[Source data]
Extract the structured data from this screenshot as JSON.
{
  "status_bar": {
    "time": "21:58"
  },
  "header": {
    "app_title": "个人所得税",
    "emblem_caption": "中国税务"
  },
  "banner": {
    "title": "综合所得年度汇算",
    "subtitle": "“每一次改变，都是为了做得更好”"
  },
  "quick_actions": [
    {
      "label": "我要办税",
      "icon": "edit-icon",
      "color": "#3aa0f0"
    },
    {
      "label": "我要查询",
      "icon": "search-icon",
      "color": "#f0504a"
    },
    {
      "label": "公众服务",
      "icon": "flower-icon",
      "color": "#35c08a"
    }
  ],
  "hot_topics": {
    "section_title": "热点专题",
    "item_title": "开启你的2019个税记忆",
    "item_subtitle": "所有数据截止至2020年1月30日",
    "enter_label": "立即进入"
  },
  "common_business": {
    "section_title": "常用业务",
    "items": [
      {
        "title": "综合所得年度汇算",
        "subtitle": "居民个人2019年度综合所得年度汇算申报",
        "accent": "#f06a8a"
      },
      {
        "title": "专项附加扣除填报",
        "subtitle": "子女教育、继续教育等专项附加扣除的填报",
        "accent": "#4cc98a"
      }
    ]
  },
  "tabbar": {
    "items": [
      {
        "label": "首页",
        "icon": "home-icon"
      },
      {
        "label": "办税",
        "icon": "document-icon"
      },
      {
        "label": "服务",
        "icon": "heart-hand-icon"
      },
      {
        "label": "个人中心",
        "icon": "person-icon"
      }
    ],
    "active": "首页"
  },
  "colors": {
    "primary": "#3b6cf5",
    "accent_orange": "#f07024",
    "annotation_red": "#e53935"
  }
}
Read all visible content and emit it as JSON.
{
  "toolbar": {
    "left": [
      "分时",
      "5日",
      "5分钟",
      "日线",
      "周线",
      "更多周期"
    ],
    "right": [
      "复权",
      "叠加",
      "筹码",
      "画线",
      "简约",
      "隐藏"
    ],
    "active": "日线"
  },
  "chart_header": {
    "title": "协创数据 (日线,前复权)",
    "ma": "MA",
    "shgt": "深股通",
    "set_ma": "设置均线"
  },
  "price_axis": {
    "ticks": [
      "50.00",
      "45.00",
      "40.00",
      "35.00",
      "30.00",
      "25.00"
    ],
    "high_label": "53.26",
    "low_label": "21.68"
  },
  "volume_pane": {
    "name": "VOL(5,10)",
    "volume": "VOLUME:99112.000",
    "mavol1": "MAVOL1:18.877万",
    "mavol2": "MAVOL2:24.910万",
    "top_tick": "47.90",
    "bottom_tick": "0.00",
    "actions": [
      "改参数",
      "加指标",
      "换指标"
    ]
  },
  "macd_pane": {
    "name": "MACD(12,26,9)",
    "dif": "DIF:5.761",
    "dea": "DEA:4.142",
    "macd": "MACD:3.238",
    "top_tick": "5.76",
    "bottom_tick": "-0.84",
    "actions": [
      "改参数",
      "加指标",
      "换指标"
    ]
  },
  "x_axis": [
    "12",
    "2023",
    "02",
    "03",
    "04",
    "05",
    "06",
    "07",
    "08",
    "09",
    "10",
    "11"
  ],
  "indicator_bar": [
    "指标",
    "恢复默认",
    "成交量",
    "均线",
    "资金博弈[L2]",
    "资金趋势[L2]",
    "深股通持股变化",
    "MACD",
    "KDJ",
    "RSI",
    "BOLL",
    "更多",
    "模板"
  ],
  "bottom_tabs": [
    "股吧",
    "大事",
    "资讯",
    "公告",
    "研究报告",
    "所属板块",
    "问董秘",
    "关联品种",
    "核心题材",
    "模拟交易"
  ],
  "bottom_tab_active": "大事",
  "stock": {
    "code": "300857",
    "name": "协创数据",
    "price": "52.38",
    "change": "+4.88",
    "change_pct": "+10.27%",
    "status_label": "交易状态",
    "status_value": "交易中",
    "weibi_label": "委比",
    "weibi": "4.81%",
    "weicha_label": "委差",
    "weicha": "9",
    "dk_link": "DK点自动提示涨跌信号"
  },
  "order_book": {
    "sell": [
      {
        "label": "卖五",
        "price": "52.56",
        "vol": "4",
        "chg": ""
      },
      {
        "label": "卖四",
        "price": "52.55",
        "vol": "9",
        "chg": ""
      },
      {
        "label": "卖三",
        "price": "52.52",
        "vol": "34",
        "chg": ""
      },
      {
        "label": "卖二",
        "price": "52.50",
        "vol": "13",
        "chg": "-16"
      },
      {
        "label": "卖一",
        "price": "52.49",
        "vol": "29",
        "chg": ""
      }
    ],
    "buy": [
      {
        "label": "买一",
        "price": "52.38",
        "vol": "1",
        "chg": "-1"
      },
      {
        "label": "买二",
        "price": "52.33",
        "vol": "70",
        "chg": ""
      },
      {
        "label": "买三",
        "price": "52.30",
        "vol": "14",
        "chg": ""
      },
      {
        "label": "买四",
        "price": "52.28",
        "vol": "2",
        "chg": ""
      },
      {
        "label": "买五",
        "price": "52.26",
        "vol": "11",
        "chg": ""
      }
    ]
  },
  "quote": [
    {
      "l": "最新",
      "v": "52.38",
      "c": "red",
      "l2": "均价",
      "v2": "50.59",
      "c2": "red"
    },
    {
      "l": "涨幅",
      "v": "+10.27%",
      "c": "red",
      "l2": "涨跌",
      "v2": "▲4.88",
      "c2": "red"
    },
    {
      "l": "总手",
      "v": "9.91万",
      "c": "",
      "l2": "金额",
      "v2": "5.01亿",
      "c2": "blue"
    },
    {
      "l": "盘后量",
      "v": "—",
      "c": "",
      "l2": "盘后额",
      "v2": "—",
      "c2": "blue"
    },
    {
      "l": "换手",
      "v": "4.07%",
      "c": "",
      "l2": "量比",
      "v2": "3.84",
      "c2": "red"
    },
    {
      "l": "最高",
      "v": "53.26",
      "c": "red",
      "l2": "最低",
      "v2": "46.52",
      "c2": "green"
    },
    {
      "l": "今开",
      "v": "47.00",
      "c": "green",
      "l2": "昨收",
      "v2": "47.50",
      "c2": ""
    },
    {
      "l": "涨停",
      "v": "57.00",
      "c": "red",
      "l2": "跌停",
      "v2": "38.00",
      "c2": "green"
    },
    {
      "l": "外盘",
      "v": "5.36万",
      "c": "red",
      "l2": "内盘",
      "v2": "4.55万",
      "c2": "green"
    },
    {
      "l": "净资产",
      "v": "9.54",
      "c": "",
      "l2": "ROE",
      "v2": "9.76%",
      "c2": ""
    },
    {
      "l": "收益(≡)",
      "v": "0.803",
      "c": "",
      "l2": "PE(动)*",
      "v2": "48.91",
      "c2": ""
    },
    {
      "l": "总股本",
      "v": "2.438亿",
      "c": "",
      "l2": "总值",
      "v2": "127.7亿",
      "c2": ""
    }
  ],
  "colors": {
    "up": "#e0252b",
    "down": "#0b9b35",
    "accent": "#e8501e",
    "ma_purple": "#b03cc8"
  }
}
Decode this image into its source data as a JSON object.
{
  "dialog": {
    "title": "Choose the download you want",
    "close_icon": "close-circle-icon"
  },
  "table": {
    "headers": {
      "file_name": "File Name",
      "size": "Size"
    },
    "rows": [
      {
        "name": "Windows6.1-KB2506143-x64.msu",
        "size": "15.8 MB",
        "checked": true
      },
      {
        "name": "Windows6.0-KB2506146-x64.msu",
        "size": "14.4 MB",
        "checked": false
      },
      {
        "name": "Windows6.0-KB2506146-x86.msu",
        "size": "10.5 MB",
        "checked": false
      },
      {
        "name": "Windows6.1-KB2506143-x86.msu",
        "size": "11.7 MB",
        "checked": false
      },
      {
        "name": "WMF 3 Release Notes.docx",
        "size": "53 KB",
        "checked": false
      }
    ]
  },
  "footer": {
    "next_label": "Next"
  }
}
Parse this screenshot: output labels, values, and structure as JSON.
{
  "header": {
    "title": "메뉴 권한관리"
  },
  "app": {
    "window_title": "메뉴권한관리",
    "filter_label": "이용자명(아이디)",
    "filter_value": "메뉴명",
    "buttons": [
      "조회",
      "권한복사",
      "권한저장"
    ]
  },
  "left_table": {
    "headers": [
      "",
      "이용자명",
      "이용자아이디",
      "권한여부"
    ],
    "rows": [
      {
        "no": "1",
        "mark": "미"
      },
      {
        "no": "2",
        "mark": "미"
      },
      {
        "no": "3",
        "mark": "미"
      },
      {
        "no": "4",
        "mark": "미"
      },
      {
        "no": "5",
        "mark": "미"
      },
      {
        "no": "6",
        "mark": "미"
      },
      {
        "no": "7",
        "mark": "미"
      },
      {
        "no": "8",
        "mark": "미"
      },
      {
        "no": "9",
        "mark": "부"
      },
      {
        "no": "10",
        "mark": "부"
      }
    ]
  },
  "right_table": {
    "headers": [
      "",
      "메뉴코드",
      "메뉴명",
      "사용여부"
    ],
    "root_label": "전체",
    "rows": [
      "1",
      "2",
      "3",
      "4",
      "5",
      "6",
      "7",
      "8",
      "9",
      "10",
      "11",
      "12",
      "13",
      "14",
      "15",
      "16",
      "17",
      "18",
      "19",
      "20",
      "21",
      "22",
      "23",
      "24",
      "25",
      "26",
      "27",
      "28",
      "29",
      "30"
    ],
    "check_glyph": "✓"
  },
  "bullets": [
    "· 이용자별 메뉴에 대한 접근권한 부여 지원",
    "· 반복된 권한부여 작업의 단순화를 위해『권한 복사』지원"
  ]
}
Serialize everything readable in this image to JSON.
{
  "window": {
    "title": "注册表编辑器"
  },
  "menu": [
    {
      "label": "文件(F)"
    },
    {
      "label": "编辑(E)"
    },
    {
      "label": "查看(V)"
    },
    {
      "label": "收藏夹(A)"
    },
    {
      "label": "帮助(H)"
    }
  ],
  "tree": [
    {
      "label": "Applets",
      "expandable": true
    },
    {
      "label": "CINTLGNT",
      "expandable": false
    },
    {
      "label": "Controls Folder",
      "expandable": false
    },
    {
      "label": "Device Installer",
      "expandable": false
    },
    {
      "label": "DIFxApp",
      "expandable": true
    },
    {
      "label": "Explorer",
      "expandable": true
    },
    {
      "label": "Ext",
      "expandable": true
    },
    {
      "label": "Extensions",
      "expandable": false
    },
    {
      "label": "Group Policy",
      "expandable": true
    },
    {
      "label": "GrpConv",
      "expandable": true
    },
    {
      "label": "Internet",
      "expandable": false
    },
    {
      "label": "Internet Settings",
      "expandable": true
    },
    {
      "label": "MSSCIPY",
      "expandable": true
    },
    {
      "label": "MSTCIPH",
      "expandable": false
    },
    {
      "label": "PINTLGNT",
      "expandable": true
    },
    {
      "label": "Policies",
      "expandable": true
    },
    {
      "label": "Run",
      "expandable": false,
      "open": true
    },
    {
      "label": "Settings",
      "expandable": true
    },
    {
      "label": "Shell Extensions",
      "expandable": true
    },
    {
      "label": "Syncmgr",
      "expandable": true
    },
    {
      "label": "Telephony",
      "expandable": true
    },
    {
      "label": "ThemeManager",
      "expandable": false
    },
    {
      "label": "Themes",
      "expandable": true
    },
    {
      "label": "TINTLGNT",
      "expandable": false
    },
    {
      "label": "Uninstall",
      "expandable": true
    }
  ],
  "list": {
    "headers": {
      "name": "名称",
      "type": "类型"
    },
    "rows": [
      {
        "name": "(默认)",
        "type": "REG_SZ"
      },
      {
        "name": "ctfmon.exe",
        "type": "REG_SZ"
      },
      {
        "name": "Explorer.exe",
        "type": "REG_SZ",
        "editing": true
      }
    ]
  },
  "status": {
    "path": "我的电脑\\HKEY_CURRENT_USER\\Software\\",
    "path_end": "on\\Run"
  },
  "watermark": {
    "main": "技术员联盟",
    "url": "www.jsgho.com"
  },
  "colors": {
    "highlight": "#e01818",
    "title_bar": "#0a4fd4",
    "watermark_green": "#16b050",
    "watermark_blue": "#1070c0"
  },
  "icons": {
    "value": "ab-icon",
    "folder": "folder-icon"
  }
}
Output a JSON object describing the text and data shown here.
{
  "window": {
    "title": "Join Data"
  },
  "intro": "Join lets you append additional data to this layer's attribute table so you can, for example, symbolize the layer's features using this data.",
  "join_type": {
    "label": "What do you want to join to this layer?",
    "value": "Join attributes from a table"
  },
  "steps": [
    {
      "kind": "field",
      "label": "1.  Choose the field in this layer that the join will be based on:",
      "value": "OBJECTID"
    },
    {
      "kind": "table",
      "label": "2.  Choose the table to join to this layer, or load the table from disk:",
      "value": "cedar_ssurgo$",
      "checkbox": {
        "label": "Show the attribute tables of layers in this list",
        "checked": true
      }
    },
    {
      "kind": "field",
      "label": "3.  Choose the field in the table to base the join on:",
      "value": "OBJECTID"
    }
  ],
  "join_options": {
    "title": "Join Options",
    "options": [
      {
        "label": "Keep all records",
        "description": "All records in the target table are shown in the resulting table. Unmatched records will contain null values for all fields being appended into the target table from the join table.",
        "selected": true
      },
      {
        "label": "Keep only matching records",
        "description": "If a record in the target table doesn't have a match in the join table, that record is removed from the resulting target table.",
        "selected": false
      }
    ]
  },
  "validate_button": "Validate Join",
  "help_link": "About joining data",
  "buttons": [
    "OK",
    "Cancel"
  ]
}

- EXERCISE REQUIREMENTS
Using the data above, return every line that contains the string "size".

- PROBLEM SOLUTION
      "size": "Size"
        "size": "15.8 MB",
        "size": "14.4 MB",
        "size": "10.5 MB",
        "size": "11.7 MB",
        "size": "53 KB",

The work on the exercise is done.